I started reading a new book by Michael Shermer, “Skepticism 101: How to Think Like a Scientist” and it’s informative and very interesting but something confused me.
On page 6, Michael talks about something he calls “weird things” and explains why people believe in them.
Why People Believe Weird Things
What do skeptics define as a “weird thing”? Generally, a weird thing is one of the following: (1) a claim that is unaccepted by most people in a particular field of study, (2) a claim that is either logically impossible or highly unlikely, or (3) a claim for which the evidence is largely anecdotal and uncorroborated."
So, what confused me was definition (2). Michael says that one of the definitions of a weird thing is something that is either logically impossible or highly unlikely. Logically impossible is understandable here, e.g. fitting a circle in a square peg, 1 + 1 = 3, etc.

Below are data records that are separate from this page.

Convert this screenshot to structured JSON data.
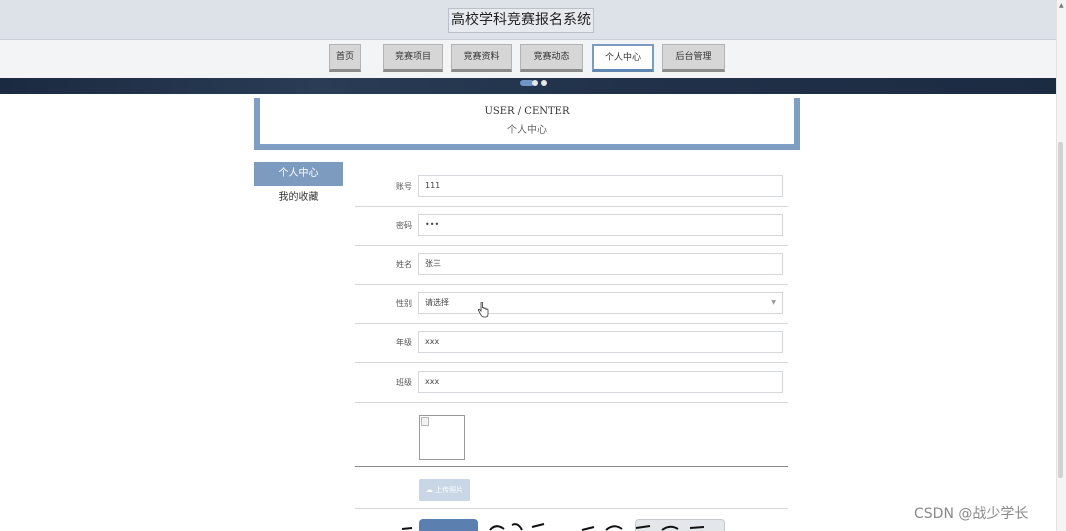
{
  "header": {
    "title": "高校学科竞赛报名系统"
  },
  "nav": {
    "tabs": [
      {
        "label": "首页"
      },
      {
        "label": "竞赛项目"
      },
      {
        "label": "竞赛资料"
      },
      {
        "label": "竞赛动态"
      },
      {
        "label": "个人中心",
        "active": true
      },
      {
        "label": "后台管理"
      }
    ]
  },
  "section": {
    "title_en": "USER / CENTER",
    "title_cn": "个人中心"
  },
  "sidebar": {
    "items": [
      {
        "label": "个人中心",
        "active": true
      },
      {
        "label": "我的收藏"
      }
    ]
  },
  "form": {
    "fields": [
      {
        "label": "账号",
        "value": "111"
      },
      {
        "label": "密码",
        "value": "•••"
      },
      {
        "label": "姓名",
        "value": "张三"
      },
      {
        "label": "性别",
        "value": "请选择",
        "type": "select"
      },
      {
        "label": "年级",
        "value": "xxx"
      },
      {
        "label": "班级",
        "value": "xxx"
      }
    ],
    "upload_label": "上传照片"
  },
  "watermark": "CSDN @战少学长",
  "colors": {
    "accent": "#7d9bbf",
    "banner": "#1f3047",
    "header_bg": "#dde2e8"
  },
  "icons": {
    "cursor": "hand-pointer-icon",
    "upload": "upload-icon",
    "broken_image": "broken-image-icon"
  }
}
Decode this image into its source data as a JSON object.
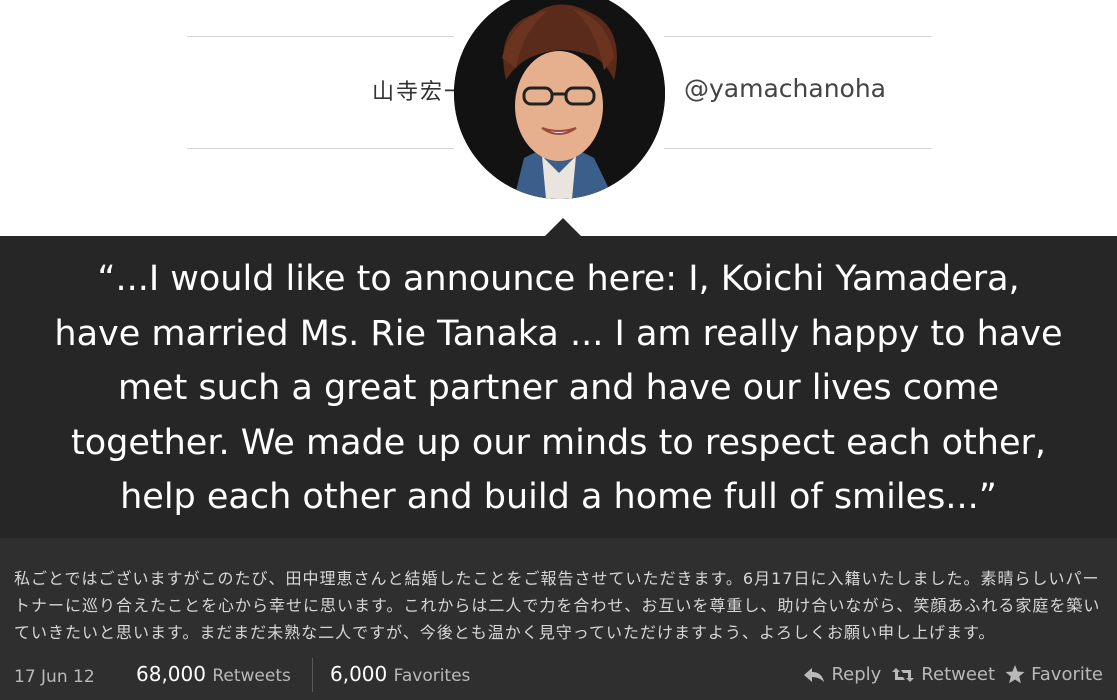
{
  "profile": {
    "name": "山寺宏一",
    "handle": "@yamachanoha"
  },
  "tweet": {
    "quote_lines": [
      "“...I would like to announce here: I, Koichi Yamadera,",
      "have married Ms. Rie Tanaka ... I am really happy to have",
      "met such a great partner and have our lives come",
      "together. We made up our minds to respect each other,",
      "help each other and build a home full of smiles...”"
    ],
    "original_text": "私ごとではございますがこのたび、田中理恵さんと結婚したことをご報告させていただきます。6月17日に入籍いたしました。素晴らしいパートナーに巡り合えたことを心から幸せに思います。これからは二人で力を合わせ、お互いを尊重し、助け合いながら、笑顔あふれる家庭を築いていきたいと思います。まだまだ未熟な二人ですが、今後とも温かく見守っていただけますよう、よろしくお願い申し上げます。",
    "date": "17 Jun 12",
    "retweets_count": "68,000",
    "retweets_label": "Retweets",
    "favorites_count": "6,000",
    "favorites_label": "Favorites"
  },
  "actions": {
    "reply": "Reply",
    "retweet": "Retweet",
    "favorite": "Favorite"
  },
  "icons": {
    "reply": "reply-arrow-icon",
    "retweet": "retweet-icon",
    "favorite": "star-icon"
  }
}
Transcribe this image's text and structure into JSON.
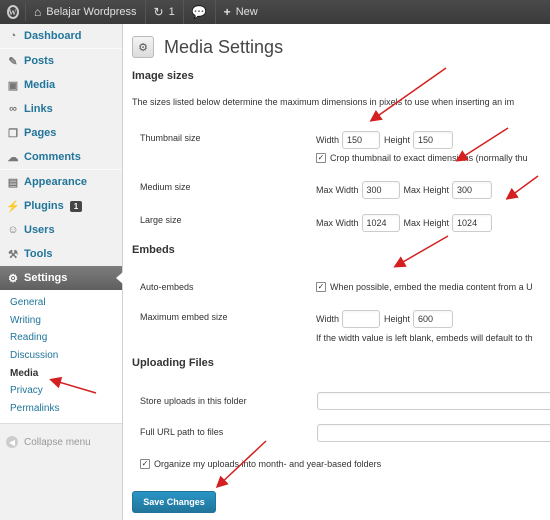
{
  "adminbar": {
    "site_name": "Belajar Wordpress",
    "updates_count": "1",
    "new_label": "New"
  },
  "sidebar": {
    "items": [
      {
        "label": "Dashboard",
        "icon": "dashboard-icon"
      },
      {
        "label": "Posts",
        "icon": "pushpin-icon"
      },
      {
        "label": "Media",
        "icon": "media-icon"
      },
      {
        "label": "Links",
        "icon": "link-icon"
      },
      {
        "label": "Pages",
        "icon": "pages-icon"
      },
      {
        "label": "Comments",
        "icon": "comment-icon"
      },
      {
        "label": "Appearance",
        "icon": "appearance-icon"
      },
      {
        "label": "Plugins",
        "icon": "plugin-icon",
        "badge": "1"
      },
      {
        "label": "Users",
        "icon": "users-icon"
      },
      {
        "label": "Tools",
        "icon": "tools-icon"
      },
      {
        "label": "Settings",
        "icon": "settings-icon"
      }
    ],
    "submenu": [
      "General",
      "Writing",
      "Reading",
      "Discussion",
      "Media",
      "Privacy",
      "Permalinks"
    ],
    "collapse_label": "Collapse menu"
  },
  "page": {
    "title": "Media Settings",
    "image_sizes": {
      "heading": "Image sizes",
      "description": "The sizes listed below determine the maximum dimensions in pixels to use when inserting an im",
      "thumbnail_label": "Thumbnail size",
      "width_label": "Width",
      "height_label": "Height",
      "thumb_width": "150",
      "thumb_height": "150",
      "crop_label": "Crop thumbnail to exact dimensions (normally thu",
      "medium_label": "Medium size",
      "max_width_label": "Max Width",
      "max_height_label": "Max Height",
      "medium_width": "300",
      "medium_height": "300",
      "large_label": "Large size",
      "large_width": "1024",
      "large_height": "1024"
    },
    "embeds": {
      "heading": "Embeds",
      "auto_label": "Auto-embeds",
      "auto_text": "When possible, embed the media content from a U",
      "max_label": "Maximum embed size",
      "width_label": "Width",
      "height_label": "Height",
      "width_value": "",
      "height_value": "600",
      "note": "If the width value is left blank, embeds will default to th"
    },
    "uploading": {
      "heading": "Uploading Files",
      "store_label": "Store uploads in this folder",
      "store_value": "",
      "url_label": "Full URL path to files",
      "url_value": "",
      "organize_label": "Organize my uploads into month- and year-based folders"
    },
    "save_label": "Save Changes"
  },
  "colors": {
    "adminbar": "#464646",
    "link": "#21759b",
    "primary_button": "#21759b",
    "annotation_arrow": "#d42020"
  }
}
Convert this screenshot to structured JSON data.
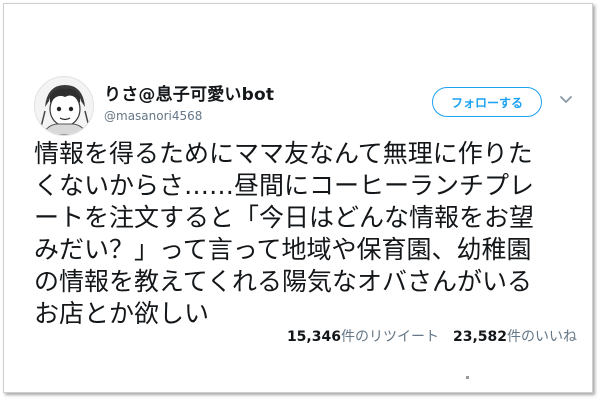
{
  "user": {
    "display_name": "りさ@息子可愛いbot",
    "handle": "@masanori4568",
    "avatar_icon": "avatar-illustration-icon"
  },
  "follow_button": {
    "label": "フォローする"
  },
  "menu_icon": "chevron-down-icon",
  "tweet": {
    "lines": [
      "情報を得るためにママ友なんて無理に作りた",
      "くないからさ……昼間にコーヒーランチプレ",
      "ートを注文すると「今日はどんな情報をお望",
      "みだい？」って言って地域や保育園、幼稚園",
      "の情報を教えてくれる陽気なオバさんがいる",
      "お店とか欲しい"
    ]
  },
  "stats": {
    "retweets": "15,346",
    "retweets_label": "件のリツイート",
    "likes": "23,582",
    "likes_label": "件のいいね"
  },
  "colors": {
    "accent": "#1da1f2",
    "text": "#14171a",
    "muted": "#657786"
  }
}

However, why would Michael categorize “highly unlikely” as a “weird thing”? Sometimes, even skeptics give alternative but highly unlikely explanations for an an actual but unusual event, but these explanations are more plausible than the claimant’s claim of something supernatural e.g. god did it.
For example, few months ago I got confused over a verse in Quran where I thought it mentions the geological phenomenon of floating movement of mountains. At that time, @David_Killens said that I should understand that even if Quran mentions something incredible like that, it doesn’t prove that it came from a divine origin. All it proves is that a brilliant mind existed back then.
Also, there are so many alternative ways someone could’ve found out that mountains float. Perhaps the person was dreaming, or was on drugs, or read it from a book that was later destroyed so nobody could benefit from its knowledge.
But aren’t these alternatives equally unlikely? Couldn’t these explanations of a skeptic also be categorized as “weird things”, according to Shermer?
If that is the case, we’re all hypocrites because we give equally unlikely alternative explanations for unusual events.
Here’s another example. Suppose a detective is called to a case where a man seems to be murdered in his own apartment.
There are no signs of breaking and entering, no signs of any struggle either. The man was shot to death with a rifle. The detective rules out suicide because it is extremely unlikely that the victim could reach the rifle’s trigger with his “short” arms (assume they measured it or something)
However, the actual truth of the case is that the victim really did suicide. He was flexible enough to lift up one of his legs and use his foot’s toe to press to trigger. A highly unlikely scenario but that’s what happened.
So, once again, if a skeptic did suggest this unlikely, but actually true, scenario, he’s believing in a “weird thing” or claiming a “weird thing” according to Shermer?